▸ Requirement: The answer must be a single number: the count of lines in these records that hold "this".

▸ Data excerpts:

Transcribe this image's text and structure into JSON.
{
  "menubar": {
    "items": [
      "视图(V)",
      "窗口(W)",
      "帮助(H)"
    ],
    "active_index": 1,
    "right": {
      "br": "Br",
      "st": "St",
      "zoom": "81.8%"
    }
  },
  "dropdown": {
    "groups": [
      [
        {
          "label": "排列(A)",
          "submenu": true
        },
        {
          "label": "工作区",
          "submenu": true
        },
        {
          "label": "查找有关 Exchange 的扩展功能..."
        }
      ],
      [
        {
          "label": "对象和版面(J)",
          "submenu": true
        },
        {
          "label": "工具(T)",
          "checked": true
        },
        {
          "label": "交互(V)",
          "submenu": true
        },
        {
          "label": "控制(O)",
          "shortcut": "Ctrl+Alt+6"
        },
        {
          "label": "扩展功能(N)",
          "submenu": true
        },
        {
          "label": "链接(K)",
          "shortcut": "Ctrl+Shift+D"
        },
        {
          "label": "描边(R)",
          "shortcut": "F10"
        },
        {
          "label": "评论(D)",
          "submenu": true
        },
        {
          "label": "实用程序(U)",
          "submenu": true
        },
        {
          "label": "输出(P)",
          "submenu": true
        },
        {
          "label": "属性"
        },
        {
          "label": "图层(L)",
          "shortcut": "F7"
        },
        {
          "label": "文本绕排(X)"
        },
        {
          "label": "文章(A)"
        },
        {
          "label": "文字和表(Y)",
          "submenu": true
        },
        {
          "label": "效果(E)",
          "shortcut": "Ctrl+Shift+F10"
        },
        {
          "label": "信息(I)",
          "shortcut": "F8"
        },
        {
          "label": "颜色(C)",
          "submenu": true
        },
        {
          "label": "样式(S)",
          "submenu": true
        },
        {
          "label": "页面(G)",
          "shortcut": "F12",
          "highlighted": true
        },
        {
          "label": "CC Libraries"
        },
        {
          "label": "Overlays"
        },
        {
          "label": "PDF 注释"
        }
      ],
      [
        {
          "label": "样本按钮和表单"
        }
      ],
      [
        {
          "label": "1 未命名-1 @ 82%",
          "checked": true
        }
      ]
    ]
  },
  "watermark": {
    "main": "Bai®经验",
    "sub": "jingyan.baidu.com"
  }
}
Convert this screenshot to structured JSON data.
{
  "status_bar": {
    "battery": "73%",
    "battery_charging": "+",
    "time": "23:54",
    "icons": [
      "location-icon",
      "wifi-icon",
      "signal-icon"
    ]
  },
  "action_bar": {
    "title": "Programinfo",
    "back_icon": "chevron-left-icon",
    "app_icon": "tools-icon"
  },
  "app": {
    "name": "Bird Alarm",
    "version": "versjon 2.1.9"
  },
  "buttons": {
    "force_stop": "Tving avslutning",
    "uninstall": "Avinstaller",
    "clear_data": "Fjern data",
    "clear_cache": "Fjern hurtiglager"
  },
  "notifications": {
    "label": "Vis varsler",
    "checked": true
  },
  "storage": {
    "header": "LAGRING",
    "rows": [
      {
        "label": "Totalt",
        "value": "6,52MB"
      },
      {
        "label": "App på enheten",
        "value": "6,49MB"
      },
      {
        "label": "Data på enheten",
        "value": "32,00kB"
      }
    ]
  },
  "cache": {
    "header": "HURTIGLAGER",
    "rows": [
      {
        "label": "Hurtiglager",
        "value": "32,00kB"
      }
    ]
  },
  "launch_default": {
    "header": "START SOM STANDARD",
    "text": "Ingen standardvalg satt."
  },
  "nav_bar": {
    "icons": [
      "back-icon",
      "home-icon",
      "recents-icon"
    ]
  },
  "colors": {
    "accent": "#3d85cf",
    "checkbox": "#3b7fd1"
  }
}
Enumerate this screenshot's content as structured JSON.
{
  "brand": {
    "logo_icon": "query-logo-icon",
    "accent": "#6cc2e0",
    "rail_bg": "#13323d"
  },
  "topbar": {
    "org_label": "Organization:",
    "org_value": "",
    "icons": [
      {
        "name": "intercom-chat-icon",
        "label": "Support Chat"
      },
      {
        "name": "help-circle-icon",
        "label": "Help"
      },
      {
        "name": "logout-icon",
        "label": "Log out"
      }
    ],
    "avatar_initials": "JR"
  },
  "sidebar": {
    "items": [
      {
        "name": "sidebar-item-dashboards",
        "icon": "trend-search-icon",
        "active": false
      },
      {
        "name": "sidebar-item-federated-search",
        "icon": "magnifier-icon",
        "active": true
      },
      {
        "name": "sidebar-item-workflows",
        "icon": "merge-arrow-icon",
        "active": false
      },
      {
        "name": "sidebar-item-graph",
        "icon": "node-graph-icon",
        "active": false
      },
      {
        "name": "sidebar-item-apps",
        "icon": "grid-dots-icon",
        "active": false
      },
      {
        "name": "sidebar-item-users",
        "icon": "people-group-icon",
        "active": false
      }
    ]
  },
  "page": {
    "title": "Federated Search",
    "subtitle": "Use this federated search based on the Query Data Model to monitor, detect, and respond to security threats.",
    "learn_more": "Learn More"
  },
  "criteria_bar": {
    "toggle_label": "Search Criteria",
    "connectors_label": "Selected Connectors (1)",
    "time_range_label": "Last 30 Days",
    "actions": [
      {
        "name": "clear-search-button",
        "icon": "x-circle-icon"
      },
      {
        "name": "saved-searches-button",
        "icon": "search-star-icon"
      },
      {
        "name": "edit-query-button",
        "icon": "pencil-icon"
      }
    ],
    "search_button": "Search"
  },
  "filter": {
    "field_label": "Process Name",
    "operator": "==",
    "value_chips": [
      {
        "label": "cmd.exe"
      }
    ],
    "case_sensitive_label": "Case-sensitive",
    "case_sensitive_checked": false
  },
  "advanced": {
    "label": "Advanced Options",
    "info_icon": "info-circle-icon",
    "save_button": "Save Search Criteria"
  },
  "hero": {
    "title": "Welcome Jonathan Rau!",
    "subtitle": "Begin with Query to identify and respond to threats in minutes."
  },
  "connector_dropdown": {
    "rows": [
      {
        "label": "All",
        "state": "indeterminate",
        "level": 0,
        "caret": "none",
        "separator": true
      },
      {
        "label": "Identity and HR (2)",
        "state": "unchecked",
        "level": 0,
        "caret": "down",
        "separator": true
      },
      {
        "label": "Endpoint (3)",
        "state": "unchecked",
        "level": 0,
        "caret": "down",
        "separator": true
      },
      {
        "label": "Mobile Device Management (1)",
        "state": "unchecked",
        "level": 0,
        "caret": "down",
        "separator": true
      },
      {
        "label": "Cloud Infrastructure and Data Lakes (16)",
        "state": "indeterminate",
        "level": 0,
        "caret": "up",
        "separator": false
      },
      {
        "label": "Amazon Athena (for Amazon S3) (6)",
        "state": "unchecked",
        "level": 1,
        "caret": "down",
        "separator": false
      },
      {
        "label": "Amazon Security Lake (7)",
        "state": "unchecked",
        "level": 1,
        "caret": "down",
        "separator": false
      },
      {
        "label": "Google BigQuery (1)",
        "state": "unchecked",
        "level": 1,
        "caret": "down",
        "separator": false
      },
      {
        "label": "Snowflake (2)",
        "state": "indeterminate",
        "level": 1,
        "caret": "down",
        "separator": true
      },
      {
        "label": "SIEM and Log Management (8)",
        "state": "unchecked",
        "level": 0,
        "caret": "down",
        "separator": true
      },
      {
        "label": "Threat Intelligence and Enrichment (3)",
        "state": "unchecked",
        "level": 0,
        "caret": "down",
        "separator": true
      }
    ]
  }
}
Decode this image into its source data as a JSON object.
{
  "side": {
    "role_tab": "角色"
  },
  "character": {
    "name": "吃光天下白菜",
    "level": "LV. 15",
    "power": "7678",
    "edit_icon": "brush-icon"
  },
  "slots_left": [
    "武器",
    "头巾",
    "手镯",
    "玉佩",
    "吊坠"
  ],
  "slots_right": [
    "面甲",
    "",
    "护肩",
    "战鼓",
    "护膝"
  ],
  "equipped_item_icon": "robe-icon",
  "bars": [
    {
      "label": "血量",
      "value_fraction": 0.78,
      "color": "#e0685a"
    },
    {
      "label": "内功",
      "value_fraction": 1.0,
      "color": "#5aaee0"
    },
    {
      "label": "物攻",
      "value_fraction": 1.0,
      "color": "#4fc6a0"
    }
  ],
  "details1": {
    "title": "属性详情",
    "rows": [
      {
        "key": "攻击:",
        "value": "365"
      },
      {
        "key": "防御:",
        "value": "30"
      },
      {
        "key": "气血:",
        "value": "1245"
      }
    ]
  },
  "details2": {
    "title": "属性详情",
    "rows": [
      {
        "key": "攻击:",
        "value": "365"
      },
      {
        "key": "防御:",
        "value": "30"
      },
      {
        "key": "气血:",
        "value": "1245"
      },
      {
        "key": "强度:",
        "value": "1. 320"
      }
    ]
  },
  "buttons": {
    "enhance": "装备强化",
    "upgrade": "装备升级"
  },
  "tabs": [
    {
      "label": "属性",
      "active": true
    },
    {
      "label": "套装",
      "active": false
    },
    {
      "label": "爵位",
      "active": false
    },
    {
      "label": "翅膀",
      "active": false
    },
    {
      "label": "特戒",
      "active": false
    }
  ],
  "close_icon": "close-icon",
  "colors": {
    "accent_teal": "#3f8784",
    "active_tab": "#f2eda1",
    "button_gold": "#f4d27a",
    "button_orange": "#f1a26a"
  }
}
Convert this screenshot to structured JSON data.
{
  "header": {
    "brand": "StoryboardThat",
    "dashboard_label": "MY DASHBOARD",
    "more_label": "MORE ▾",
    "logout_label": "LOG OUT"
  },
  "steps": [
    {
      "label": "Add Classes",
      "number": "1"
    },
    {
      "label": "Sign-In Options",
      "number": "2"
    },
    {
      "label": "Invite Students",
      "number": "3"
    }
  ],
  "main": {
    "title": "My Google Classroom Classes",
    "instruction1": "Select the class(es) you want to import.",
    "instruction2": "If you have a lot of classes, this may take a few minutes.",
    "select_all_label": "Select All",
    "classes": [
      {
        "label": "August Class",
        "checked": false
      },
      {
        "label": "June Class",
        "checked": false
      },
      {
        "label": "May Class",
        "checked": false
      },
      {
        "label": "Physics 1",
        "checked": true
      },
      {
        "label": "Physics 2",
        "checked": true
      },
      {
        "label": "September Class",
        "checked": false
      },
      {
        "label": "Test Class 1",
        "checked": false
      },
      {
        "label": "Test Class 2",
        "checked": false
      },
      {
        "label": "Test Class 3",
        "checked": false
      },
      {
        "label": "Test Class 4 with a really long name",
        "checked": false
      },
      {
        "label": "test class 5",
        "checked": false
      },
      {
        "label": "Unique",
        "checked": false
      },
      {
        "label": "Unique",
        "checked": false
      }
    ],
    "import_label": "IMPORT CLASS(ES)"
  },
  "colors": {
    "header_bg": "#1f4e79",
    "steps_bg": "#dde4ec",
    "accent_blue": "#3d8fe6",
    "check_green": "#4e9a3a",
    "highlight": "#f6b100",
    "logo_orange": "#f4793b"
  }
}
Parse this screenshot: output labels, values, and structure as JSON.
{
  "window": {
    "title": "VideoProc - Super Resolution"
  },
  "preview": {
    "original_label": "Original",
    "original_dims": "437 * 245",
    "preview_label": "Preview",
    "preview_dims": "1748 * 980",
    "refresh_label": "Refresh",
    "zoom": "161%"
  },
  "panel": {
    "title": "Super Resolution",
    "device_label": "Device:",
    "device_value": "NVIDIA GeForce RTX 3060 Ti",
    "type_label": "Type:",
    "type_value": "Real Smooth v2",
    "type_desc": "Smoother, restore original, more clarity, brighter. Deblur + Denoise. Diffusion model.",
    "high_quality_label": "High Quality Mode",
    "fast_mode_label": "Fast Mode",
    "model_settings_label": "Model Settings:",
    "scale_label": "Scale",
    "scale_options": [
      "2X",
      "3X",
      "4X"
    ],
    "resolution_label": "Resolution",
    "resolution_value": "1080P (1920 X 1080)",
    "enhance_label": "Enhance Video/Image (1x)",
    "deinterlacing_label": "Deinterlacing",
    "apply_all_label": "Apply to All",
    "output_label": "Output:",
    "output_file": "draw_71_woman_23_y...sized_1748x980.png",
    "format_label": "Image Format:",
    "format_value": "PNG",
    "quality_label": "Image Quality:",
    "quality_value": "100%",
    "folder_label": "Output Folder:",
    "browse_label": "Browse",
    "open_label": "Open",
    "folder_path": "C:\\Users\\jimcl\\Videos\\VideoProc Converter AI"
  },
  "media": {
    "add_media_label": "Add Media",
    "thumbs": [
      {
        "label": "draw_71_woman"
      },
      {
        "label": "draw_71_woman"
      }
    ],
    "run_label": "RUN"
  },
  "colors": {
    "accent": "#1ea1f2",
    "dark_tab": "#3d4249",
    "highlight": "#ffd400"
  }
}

▸ Answer space: 8